16. David WO, Keith VW, Marien D, jeffery R. Transient and stable expression of the firefly luciferase gene in plant cells and transgenic plants. Science 1986;234:856–861.
crossref pmid
17. William MW, Marilee YK, David FG, Ridgway EC. Thyroid hormone regulates the mous thyrotropin β-subunit gene promoter in transfected primary thyrotrophes. J Bio Chem 1989;264(25):14840–14847.

18. Rodriguez JF, Rodriguez R, Rodriguez JR, McGowan EB, Esteban M. Expression of the firefly luciferase gene in vaccina virus: A highly sensitive gene marker to follow virus dissemination in tissues of infected animals. Proc Natl Acad Sci USA 1988;85:1667–1667.
crossref pmid pmc
19. Yamamoto KR, Schena M. Mammalian glucocorticoid receptor derivatives enhance transcription in yeast. Science 1988;241:956–967.
crossref pmid
20. Graham FL, van der Eb AJ. A new technique for the assay of infectivity of human adenovirus 5 DNA. Virology 1873;52:456–467.
crossref
21. Lee SL, Stewart K, Goodman RH. Structure of gene encoding rat thyrotropin releasing hormone. J Biol Chem 1988;263(32):16604–16609.
pmid
22. Stevenin BS, Yang IM, Kasper S, Lee SL. 77th Annual Meeting of the Endocrine Society. Washington DC: Abstract. 1995;2–483.

23. Yang IM, Lee SL. CREB binding to variant cAMP responsive elements (CREs) in the rat thyrotropin releasing horomone (TRH) gene In : 74th Annual Meeting of the Endccrine Society; San Antonio, Texas. Abstract. 1992. p. 1598.

24. Wang M, Yang IM, Lee SL. Identification of a negative thyroid hormone response element (TRE) in the rat thyrotropin releasing hormone (TRH) gene In : 74th Annual Meeting of the Endocrine Society; San Antonio, Texas. Abstract. 1992. p. 1599.

25. Lee SL, Yang IM, Lin A. A multifunctional site in the promoter of the rat thyrotropin releasing hormone (TRH) gene binds c-Jun, CREB and the thyroid hormone receptor In : 75th Annual Meeting of the Endocrine Society; Las Vegas, Nevada. Abstract. 1993. p. 1925.

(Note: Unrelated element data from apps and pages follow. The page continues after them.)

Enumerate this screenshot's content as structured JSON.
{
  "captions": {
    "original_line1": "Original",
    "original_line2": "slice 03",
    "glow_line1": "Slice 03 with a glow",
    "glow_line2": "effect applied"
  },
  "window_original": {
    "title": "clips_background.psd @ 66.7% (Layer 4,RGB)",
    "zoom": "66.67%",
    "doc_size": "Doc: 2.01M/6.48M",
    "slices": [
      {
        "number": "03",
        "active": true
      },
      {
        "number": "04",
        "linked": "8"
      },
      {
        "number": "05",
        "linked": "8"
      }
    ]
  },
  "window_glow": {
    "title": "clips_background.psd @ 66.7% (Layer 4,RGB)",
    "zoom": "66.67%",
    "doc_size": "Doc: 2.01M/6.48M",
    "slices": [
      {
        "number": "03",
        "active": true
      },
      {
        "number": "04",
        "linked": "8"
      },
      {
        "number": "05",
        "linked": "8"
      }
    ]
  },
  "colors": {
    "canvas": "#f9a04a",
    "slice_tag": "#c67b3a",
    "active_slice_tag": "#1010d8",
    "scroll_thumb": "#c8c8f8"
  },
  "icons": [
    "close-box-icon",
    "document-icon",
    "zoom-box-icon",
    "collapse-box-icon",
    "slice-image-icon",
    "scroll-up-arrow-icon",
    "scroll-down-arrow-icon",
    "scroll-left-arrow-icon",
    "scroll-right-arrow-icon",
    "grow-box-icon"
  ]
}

26. Nishizuka Y. The role of the protein kinase C in cell surface signal transduction and tumor promotion. Nature 1984;308:693–697.
crossref pmid
27. Diamond MI, Miner JN, Yoshinage SK, Yamamoto KR. Transcription factor interaction: selectors of positive or negative regulation from a single DNA element. Science 1990;249:1266–1272.
crossref pmid
28. Joshi J, Saboi SL. Proenkephalin gene expression in C6 rat glioma cells: potentiation of cyclic adenosine 3′, 5′ monophosphate-dependent transcription by glucocorticoids. Mol Endocrinol 1991;5:1069–1080.
crossref pmid
29. Bruhn TO, Rondeel JMM, Bolduc TG, Jackson IMD. Thyrotropin-releasing hormone gene expression in the anterior pituitary I. Presence of pro-TRH mRNA and pro-TRH derived peptides in a subpopulation of somatotrophs. Endocrinology 1994;134:815–820.
crossref pmid
30. Luo L, Jackson IMD. Thyrotropin-releasing hormone and c-Fos/c-Jun genes are co-localized in rat pituitary cells: Stimulation of transcription by glucocorticoid. Endocrinology 1995;136:27095–2710.
crossref
31. Skarnes WS, Tessier DC, Acheson NH. RNA polymerase stall and/or prematurely terminate nearby both early and late promoters on polyoma virus DNA. J Mol Biol 1988;203:153–171.
crossref pmid
Editorial Office
101-2501, Lotte Castle President, 109 Mapo-daero, Mapo-gu, Seoul 04146, Korea
Tel: +82-2-2271-6792   Fax: +82-2-790-0993    E-mail: kaim@kams.or.kr
Copyright © 2019 The Korean Association of Internal Medicine. All rights reserved.
About |  Browse Articles |  Current Issue |  For Authors and Reviewers
powerd by m2community